EXERCISE DETAILS -
Lines of the records that hold the word "entries" are to be counted; give the number and nothing more.

**** SUPPLIED RECORDS

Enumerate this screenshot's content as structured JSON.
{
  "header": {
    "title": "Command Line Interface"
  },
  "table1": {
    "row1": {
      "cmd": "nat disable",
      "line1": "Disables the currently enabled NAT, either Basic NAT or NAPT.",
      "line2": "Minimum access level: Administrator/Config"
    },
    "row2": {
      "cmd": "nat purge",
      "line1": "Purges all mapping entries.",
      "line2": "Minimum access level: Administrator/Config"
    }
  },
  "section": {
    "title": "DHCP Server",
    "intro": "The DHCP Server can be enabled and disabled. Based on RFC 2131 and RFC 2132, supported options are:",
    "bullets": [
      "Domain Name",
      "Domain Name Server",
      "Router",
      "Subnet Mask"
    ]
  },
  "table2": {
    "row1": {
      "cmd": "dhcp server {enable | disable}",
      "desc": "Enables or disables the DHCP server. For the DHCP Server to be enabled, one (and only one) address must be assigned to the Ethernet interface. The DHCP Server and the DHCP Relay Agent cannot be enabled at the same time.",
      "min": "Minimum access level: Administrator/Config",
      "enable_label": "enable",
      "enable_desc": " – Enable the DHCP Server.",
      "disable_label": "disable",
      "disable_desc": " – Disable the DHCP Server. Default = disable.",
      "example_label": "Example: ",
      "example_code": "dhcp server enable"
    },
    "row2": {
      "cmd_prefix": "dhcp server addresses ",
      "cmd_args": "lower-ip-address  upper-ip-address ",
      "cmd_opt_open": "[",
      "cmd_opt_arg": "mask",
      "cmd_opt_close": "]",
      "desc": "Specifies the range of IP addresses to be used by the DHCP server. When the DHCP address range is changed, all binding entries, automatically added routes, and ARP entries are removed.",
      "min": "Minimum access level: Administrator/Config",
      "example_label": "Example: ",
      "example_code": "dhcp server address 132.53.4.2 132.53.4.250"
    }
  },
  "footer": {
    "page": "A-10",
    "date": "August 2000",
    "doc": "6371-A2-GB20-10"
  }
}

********

FINISHED TASK -
2